◆ WHAT YOU ARE ASKED TO DO: Write each entry out again, exactly as it is written.

◆ DATASET EXCERPTS:
· · ·
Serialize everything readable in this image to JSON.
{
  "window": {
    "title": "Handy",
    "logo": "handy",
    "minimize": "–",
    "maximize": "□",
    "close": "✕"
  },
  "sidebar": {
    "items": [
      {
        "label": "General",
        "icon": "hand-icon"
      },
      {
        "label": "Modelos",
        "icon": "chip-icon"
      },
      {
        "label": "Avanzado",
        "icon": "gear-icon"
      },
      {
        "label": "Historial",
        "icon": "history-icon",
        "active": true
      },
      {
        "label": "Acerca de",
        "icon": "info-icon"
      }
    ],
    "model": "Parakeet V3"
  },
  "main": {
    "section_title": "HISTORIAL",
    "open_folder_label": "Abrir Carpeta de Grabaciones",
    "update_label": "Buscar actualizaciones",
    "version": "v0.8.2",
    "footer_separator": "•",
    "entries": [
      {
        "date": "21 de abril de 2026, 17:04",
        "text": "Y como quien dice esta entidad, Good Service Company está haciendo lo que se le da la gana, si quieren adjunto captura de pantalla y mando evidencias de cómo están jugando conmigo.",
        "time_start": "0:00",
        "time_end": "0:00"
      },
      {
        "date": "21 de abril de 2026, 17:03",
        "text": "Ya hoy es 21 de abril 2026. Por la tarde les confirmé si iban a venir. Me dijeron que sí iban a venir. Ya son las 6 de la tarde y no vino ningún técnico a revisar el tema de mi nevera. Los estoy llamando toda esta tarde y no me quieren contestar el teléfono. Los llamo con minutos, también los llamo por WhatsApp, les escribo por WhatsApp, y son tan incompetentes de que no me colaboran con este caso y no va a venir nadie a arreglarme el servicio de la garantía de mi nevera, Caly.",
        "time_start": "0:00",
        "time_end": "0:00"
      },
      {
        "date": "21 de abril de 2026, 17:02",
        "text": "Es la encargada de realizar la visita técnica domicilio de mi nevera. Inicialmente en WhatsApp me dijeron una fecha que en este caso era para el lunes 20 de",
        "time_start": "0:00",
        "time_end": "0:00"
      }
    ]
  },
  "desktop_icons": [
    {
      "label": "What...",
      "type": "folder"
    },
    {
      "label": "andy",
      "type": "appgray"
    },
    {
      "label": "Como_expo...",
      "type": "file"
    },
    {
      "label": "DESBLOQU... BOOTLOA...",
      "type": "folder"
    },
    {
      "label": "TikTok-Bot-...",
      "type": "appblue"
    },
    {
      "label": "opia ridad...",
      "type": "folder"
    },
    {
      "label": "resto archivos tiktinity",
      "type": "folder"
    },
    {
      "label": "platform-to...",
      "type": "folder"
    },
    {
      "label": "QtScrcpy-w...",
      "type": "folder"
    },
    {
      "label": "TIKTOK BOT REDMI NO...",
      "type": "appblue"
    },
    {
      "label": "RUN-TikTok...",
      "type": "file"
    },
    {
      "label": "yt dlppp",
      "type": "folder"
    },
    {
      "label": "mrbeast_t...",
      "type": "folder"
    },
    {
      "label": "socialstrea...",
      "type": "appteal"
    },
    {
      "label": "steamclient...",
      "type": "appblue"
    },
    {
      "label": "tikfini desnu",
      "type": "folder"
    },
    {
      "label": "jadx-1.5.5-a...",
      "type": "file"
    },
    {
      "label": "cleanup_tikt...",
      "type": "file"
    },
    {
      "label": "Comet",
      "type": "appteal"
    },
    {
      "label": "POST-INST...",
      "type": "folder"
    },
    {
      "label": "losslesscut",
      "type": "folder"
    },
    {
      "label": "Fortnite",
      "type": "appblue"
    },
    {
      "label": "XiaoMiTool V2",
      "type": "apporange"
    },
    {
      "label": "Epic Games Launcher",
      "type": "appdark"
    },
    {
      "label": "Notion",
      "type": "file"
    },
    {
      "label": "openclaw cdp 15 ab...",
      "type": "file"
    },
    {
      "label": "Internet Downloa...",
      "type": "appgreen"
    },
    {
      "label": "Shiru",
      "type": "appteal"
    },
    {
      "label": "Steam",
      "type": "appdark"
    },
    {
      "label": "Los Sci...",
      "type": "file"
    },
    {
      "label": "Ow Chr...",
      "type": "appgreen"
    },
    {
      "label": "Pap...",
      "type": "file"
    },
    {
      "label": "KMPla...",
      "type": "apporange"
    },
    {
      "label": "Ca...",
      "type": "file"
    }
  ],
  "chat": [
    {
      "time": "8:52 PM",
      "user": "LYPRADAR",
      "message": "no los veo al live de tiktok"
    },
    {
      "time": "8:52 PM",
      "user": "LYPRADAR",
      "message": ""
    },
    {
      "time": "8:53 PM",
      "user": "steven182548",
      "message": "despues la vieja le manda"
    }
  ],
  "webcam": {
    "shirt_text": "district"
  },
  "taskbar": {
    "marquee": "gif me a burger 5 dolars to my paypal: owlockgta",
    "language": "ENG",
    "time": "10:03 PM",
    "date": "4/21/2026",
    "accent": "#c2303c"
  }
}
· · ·
◆ TASK OUTPUT:
Serialize everything readable in this image to JSON.
{
  "window": {
    "title": "Handy",
    "logo": "handy",
    "minimize": "–",
    "maximize": "□",
    "close": "✕"
  },
  "sidebar": {
    "items": [
      {
        "label": "General",
        "icon": "hand-icon"
      },
      {
        "label": "Modelos",
        "icon": "chip-icon"
      },
      {
        "label": "Avanzado",
        "icon": "gear-icon"
      },
      {
        "label": "Historial",
        "icon": "history-icon",
        "active": true
      },
      {
        "label": "Acerca de",
        "icon": "info-icon"
      }
    ],
    "model": "Parakeet V3"
  },
  "main": {
    "section_title": "HISTORIAL",
    "open_folder_label": "Abrir Carpeta de Grabaciones",
    "update_label": "Buscar actualizaciones",
    "version": "v0.8.2",
    "footer_separator": "•",
    "entries": [
      {
        "date": "21 de abril de 2026, 17:04",
        "text": "Y como quien dice esta entidad, Good Service Company está haciendo lo que se le da la gana, si quieren adjunto captura de pantalla y mando evidencias de cómo están jugando conmigo.",
        "time_start": "0:00",
        "time_end": "0:00"
      },
      {
        "date": "21 de abril de 2026, 17:03",
        "text": "Ya hoy es 21 de abril 2026. Por la tarde les confirmé si iban a venir. Me dijeron que sí iban a venir. Ya son las 6 de la tarde y no vino ningún técnico a revisar el tema de mi nevera. Los estoy llamando toda esta tarde y no me quieren contestar el teléfono. Los llamo con minutos, también los llamo por WhatsApp, les escribo por WhatsApp, y son tan incompetentes de que no me colaboran con este caso y no va a venir nadie a arreglarme el servicio de la garantía de mi nevera, Caly.",
        "time_start": "0:00",
        "time_end": "0:00"
      },
      {
        "date": "21 de abril de 2026, 17:02",
        "text": "Es la encargada de realizar la visita técnica domicilio de mi nevera. Inicialmente en WhatsApp me dijeron una fecha que en este caso era para el lunes 20 de",
        "time_start": "0:00",
        "time_end": "0:00"
      }
    ]
  },
  "desktop_icons": [
    {
      "label": "What...",
      "type": "folder"
    },
    {
      "label": "andy",
      "type": "appgray"
    },
    {
      "label": "Como_expo...",
      "type": "file"
    },
    {
      "label": "DESBLOQU... BOOTLOA...",
      "type": "folder"
    },
    {
      "label": "TikTok-Bot-...",
      "type": "appblue"
    },
    {
      "label": "opia ridad...",
      "type": "folder"
    },
    {
      "label": "resto archivos tiktinity",
      "type": "folder"
    },
    {
      "label": "platform-to...",
      "type": "folder"
    },
    {
      "label": "QtScrcpy-w...",
      "type": "folder"
    },
    {
      "label": "TIKTOK BOT REDMI NO...",
      "type": "appblue"
    },
    {
      "label": "RUN-TikTok...",
      "type": "file"
    },
    {
      "label": "yt dlppp",
      "type": "folder"
    },
    {
      "label": "mrbeast_t...",
      "type": "folder"
    },
    {
      "label": "socialstrea...",
      "type": "appteal"
    },
    {
      "label": "steamclient...",
      "type": "appblue"
    },
    {
      "label": "tikfini desnu",
      "type": "folder"
    },
    {
      "label": "jadx-1.5.5-a...",
      "type": "file"
    },
    {
      "label": "cleanup_tikt...",
      "type": "file"
    },
    {
      "label": "Comet",
      "type": "appteal"
    },
    {
      "label": "POST-INST...",
      "type": "folder"
    },
    {
      "label": "losslesscut",
      "type": "folder"
    },
    {
      "label": "Fortnite",
      "type": "appblue"
    },
    {
      "label": "XiaoMiTool V2",
      "type": "apporange"
    },
    {
      "label": "Epic Games Launcher",
      "type": "appdark"
    },
    {
      "label": "Notion",
      "type": "file"
    },
    {
      "label": "openclaw cdp 15 ab...",
      "type": "file"
    },
    {
      "label": "Internet Downloa...",
      "type": "appgreen"
    },
    {
      "label": "Shiru",
      "type": "appteal"
    },
    {
      "label": "Steam",
      "type": "appdark"
    },
    {
      "label": "Los Sci...",
      "type": "file"
    },
    {
      "label": "Ow Chr...",
      "type": "appgreen"
    },
    {
      "label": "Pap...",
      "type": "file"
    },
    {
      "label": "KMPla...",
      "type": "apporange"
    },
    {
      "label": "Ca...",
      "type": "file"
    }
  ],
  "chat": [
    {
      "time": "8:52 PM",
      "user": "LYPRADAR",
      "message": "no los veo al live de tiktok"
    },
    {
      "time": "8:52 PM",
      "user": "LYPRADAR",
      "message": ""
    },
    {
      "time": "8:53 PM",
      "user": "steven182548",
      "message": "despues la vieja le manda"
    }
  ],
  "webcam": {
    "shirt_text": "district"
  },
  "taskbar": {
    "marquee": "gif me a burger 5 dolars to my paypal: owlockgta",
    "language": "ENG",
    "time": "10:03 PM",
    "date": "4/21/2026",
    "accent": "#c2303c"
  }
}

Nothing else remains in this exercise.